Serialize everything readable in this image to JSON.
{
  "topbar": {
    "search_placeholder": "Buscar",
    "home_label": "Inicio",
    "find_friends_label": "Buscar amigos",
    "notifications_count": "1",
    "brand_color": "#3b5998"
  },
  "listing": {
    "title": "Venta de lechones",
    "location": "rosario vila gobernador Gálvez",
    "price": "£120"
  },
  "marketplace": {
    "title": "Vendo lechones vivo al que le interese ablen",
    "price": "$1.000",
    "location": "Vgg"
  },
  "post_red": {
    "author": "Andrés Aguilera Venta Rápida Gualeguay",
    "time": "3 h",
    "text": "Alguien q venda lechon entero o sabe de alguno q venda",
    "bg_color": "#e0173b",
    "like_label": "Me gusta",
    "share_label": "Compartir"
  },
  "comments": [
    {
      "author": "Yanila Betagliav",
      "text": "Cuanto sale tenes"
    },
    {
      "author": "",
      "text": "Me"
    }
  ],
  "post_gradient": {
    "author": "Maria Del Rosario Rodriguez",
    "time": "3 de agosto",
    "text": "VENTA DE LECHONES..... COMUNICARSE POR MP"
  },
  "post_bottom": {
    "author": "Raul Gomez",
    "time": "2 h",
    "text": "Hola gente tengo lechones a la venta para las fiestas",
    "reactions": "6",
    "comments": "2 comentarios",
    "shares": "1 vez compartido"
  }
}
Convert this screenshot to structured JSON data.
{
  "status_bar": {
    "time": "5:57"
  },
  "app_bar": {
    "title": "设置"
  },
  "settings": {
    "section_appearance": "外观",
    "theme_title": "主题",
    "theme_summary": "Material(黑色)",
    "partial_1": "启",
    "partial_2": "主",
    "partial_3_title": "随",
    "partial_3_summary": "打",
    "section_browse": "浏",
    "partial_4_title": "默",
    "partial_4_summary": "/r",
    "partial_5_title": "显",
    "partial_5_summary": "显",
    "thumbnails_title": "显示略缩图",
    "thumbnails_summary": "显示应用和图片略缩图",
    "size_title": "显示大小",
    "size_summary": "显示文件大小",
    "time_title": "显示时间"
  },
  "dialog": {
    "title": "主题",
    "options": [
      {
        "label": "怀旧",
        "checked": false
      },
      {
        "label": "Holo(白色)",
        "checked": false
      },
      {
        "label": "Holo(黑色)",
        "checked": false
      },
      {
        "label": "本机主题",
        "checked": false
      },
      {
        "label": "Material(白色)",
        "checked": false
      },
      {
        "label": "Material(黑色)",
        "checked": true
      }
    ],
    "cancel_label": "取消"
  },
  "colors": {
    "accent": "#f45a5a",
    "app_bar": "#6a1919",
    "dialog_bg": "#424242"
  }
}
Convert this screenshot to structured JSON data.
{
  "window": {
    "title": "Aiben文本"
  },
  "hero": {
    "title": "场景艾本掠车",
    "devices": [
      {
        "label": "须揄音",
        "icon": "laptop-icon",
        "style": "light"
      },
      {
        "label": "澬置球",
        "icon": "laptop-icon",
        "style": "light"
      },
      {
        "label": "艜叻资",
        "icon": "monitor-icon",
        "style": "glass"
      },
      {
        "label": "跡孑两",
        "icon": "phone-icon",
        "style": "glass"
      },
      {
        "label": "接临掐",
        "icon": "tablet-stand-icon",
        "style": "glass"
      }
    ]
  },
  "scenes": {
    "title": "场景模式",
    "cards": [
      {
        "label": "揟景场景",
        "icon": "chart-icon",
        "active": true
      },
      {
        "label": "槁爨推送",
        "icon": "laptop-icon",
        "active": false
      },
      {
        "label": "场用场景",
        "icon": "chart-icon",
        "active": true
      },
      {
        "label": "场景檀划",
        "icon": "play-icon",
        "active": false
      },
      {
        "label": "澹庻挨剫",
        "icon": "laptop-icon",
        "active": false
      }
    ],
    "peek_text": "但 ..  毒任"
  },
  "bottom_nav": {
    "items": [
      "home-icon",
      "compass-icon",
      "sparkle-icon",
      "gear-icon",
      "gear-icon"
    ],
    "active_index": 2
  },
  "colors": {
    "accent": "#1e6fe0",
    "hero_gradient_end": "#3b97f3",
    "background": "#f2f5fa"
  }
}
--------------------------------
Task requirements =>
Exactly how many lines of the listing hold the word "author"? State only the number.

Answer section =>
5